- As previously stated the government will bring an end to the jurisdiction of the Court of Justice of the European (CJEU) in the UK but will continue to honour international commitments and follow international law. The government noted there will need to be a dispute resolution for the new relationship to reassure businesses and individuals that the terms of any agreement can be relied on but the format for this will be for the negotiations. The paper noted that there are a number of examples of dispute resolution in international agreements. The government notes that these would not have direct effect in UK law. On dispute resolution, the white paper states that mechanisms will be needed but the actual form of dispute resolution in a future relationship with the EU will be a matter for negotiations.
- As examples the government noted: EU- Canada Comprehensive Economic and Trade Agreement; EU- Switzerland bilateral arrangements; NAFTA; Mercosur; New Zealand - Korea Free Trade Agreement; World Trade Organisation
Delivering a smooth, orderly exit from the EU
The government said they want a phased process of implementation in which the UK, the EU institutions and member states can prepare for the new arrangements. They said that the time to phase in the new arrangements may differ but this was a matter for the negotiations. They specifically noted that they will not seek 'some form of unlimited transitional status'.
Providing certainty and clarity
- Introduction of the Great Repeal Bill to ‘convert the acquis into domestic law’. The Great Repeal Bill will aim to:
o Repeal the European Communities Act 1972
o Preserve EU law where it stands at the moment before we leave the EU.
o Enable changes to be made by secondary legislation to the laws that would otherwise not function sensibly once we have left the EU, so that our legal system continues to function correctly outside the EU.

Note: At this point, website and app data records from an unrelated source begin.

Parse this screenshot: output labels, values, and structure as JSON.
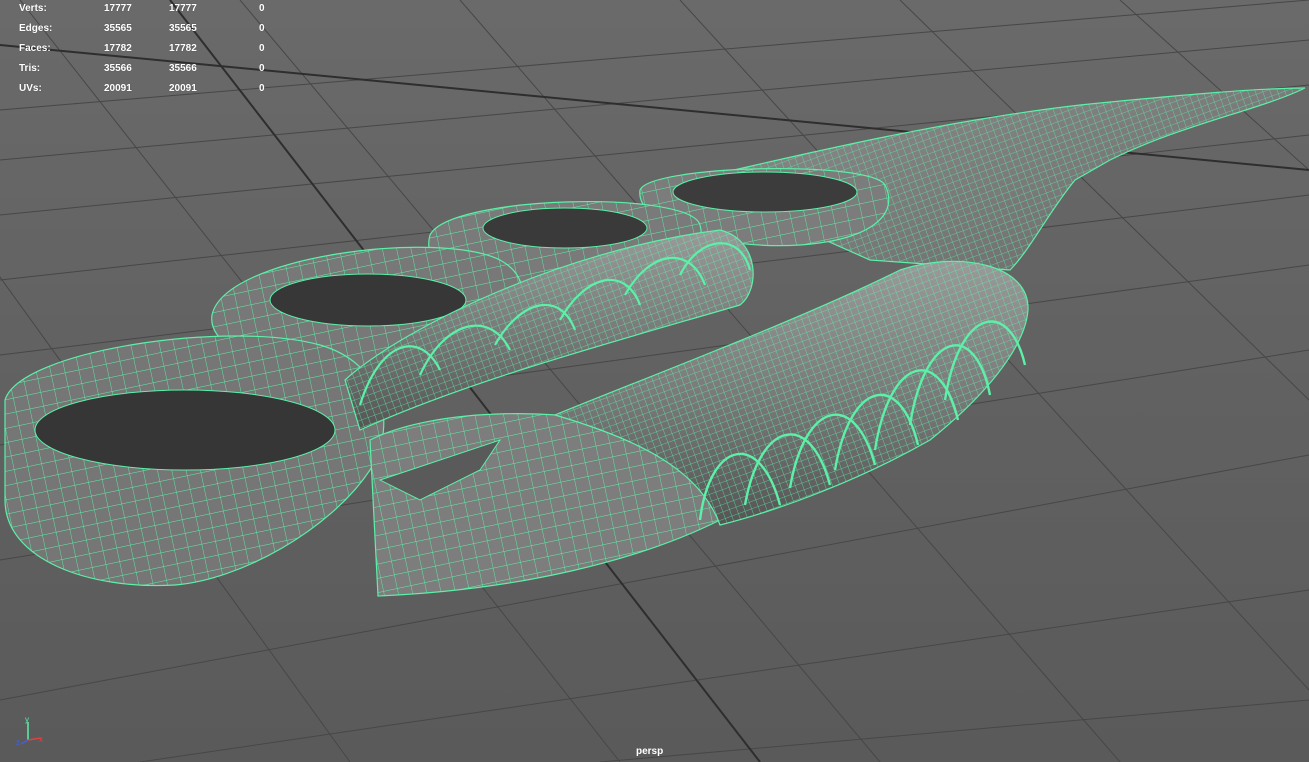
{
  "viewport": {
    "camera": "persp",
    "wire_color": "#5cf0a8",
    "floor_color": "#5e5e5e",
    "grid_color": "#474747"
  },
  "hud": {
    "rows": [
      {
        "label": "Verts:",
        "v1": "17777",
        "v2": "17777",
        "v3": "0"
      },
      {
        "label": "Edges:",
        "v1": "35565",
        "v2": "35565",
        "v3": "0"
      },
      {
        "label": "Faces:",
        "v1": "17782",
        "v2": "17782",
        "v3": "0"
      },
      {
        "label": "Tris:",
        "v1": "35566",
        "v2": "35566",
        "v3": "0"
      },
      {
        "label": "UVs:",
        "v1": "20091",
        "v2": "20091",
        "v3": "0"
      }
    ]
  },
  "axis_gizmo": {
    "x": "x",
    "y": "y",
    "z": "z"
  }
}
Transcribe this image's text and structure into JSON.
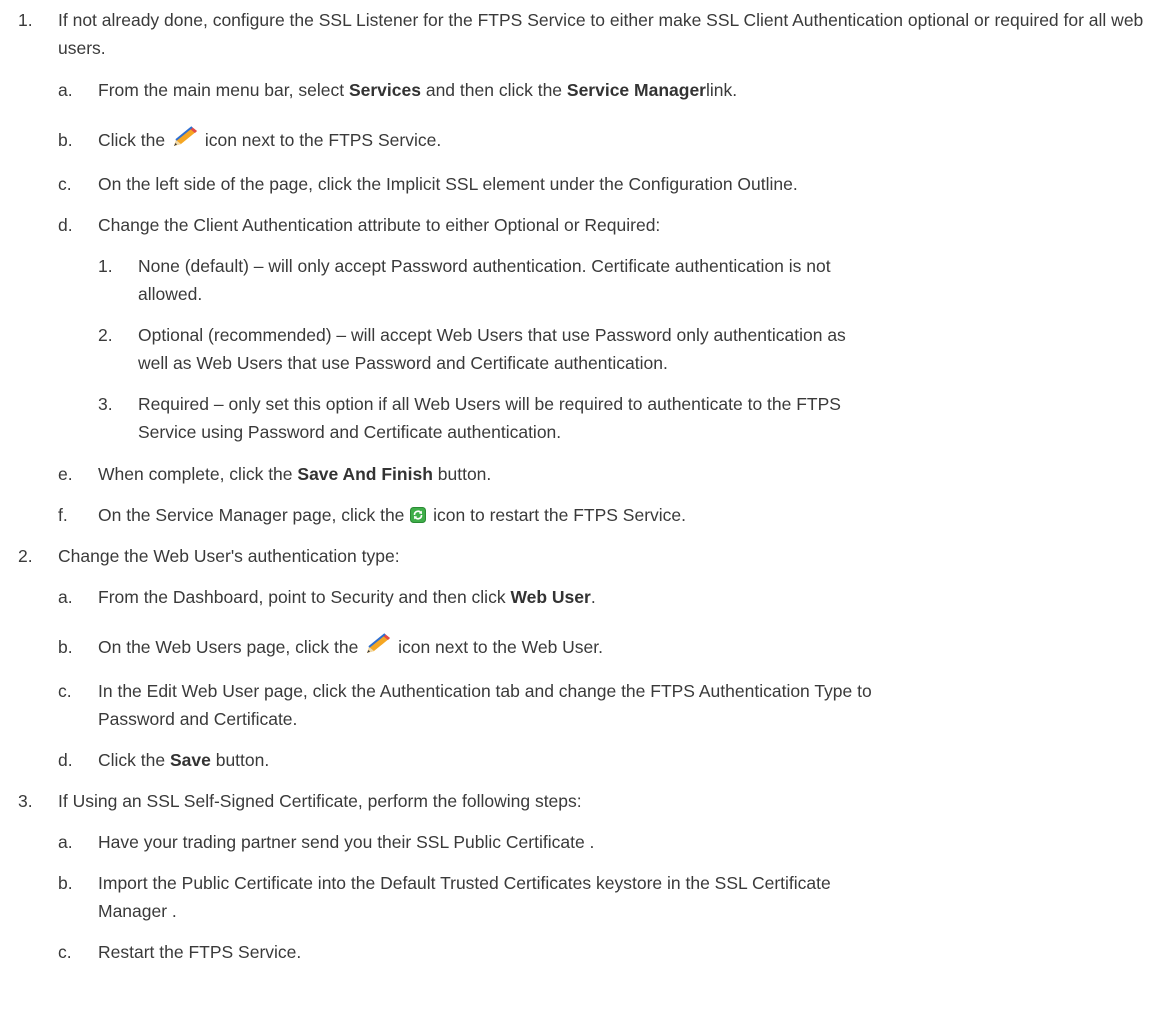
{
  "steps": [
    {
      "num": "1.",
      "text": "If not already done, configure the SSL Listener for the FTPS Service to either make SSL Client Authentication optional or required for all web users.",
      "substeps": [
        {
          "num": "a.",
          "pre": "From the main menu bar, select ",
          "b1": "Services",
          "mid": " and then click the ",
          "b2": "Service Manager",
          "post": "link."
        },
        {
          "num": "b.",
          "pre": "Click the ",
          "post": " icon next to the FTPS Service."
        },
        {
          "num": "c.",
          "text": "On the left side of the page, click the Implicit SSL element under the Configuration Outline."
        },
        {
          "num": "d.",
          "text": "Change the Client Authentication attribute to either Optional or Required:",
          "items": [
            {
              "num": "1.",
              "line1": "None (default) – will only accept Password authentication. Certificate authentication is not",
              "line2": "allowed."
            },
            {
              "num": "2.",
              "line1": "Optional (recommended) – will accept Web Users that use Password only authentication as",
              "line2": "well as Web Users that use Password and Certificate authentication."
            },
            {
              "num": "3.",
              "line1": "Required – only set this option if all Web Users will be required to authenticate to the FTPS",
              "line2": "Service using Password and Certificate authentication."
            }
          ]
        },
        {
          "num": "e.",
          "pre": "When complete, click the ",
          "b1": "Save And Finish",
          "post": " button."
        },
        {
          "num": "f.",
          "pre": "On the Service Manager page, click the ",
          "post": " icon to restart the FTPS Service."
        }
      ]
    },
    {
      "num": "2.",
      "text": "Change the Web User's authentication type:",
      "substeps": [
        {
          "num": "a.",
          "pre": "From the Dashboard, point to Security and then click ",
          "b1": "Web User",
          "post": "."
        },
        {
          "num": "b.",
          "pre": "On the Web Users page, click the ",
          "post": " icon next to the Web User."
        },
        {
          "num": "c.",
          "line1": "In the Edit Web User page, click the Authentication tab and change the FTPS Authentication Type to",
          "line2": "Password and Certificate."
        },
        {
          "num": "d.",
          "pre": "Click the ",
          "b1": "Save",
          "post": " button."
        }
      ]
    },
    {
      "num": "3.",
      "text": "If Using an SSL Self-Signed Certificate, perform the following steps:",
      "substeps": [
        {
          "num": "a.",
          "text": "Have your trading partner send you their SSL Public Certificate ."
        },
        {
          "num": "b.",
          "line1": "Import the Public Certificate into the Default Trusted Certificates keystore in the SSL Certificate",
          "line2": "Manager ."
        },
        {
          "num": "c.",
          "text": "Restart the FTPS Service."
        }
      ]
    }
  ]
}
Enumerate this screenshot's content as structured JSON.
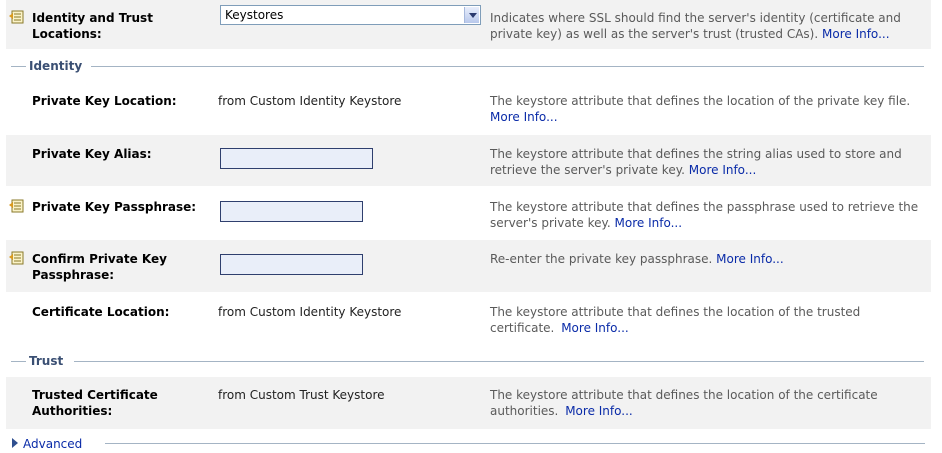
{
  "identity_and_trust": {
    "label": "Identity and Trust Locations:",
    "select_value": "Keystores",
    "description": "Indicates where SSL should find the server's identity (certificate and private key) as well as the server's trust (trusted CAs).",
    "more": "More Info..."
  },
  "sections": {
    "identity": "Identity",
    "trust": "Trust"
  },
  "private_key_location": {
    "label": "Private Key Location:",
    "value": "from Custom Identity Keystore",
    "description": "The keystore attribute that defines the location of the private key file.",
    "more": "More Info..."
  },
  "private_key_alias": {
    "label": "Private Key Alias:",
    "value": "",
    "description": "The keystore attribute that defines the string alias used to store and retrieve the server's private key.",
    "more": "More Info..."
  },
  "private_key_passphrase": {
    "label": "Private Key Passphrase:",
    "value": "",
    "description": "The keystore attribute that defines the passphrase used to retrieve the server's private key.",
    "more": "More Info..."
  },
  "confirm_passphrase": {
    "label": "Confirm Private Key Passphrase:",
    "value": "",
    "description": "Re-enter the private key passphrase.",
    "more": "More Info..."
  },
  "certificate_location": {
    "label": "Certificate Location:",
    "value": "from Custom Identity Keystore",
    "description": "The keystore attribute that defines the location of the trusted certificate.",
    "more": "More Info..."
  },
  "trusted_cas": {
    "label": "Trusted Certificate Authorities:",
    "value": "from Custom Trust Keystore",
    "description": "The keystore attribute that defines the location of the certificate authorities.",
    "more": "More Info..."
  },
  "advanced": {
    "label": "Advanced"
  }
}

- The government will be bringing forward a white paper on the Great Repeal Bill.
- The Free Movement Directive will no longer apply and the migration of EU nationals will be subject to UK law. There will be a new system that allows control of numbers and encourage the 'brightest and the best' to come to the UK.
- Parliament will have an important role in considering the new immigration system and there will be a phased process of implementation to prepare for the new arrangements.
Securing rights for EU nationals
The government will continue to work to secure the status of EU citizens who are already living in the UK, and that of UK nationals in other Member States, as early as they can.
Protecting workers' rights
- The Great Repeal Bill will maintain the protections and standards that benefit workers. Moreover, the government has committed not only to safeguard the rights of workers set out in European legislation, but to enhance them.
- The government is committed to strengthening rights when it is the right choice for UK workers and will continue to seek out opportunities to enhance protections.
Friday 27 January
Nothing to report.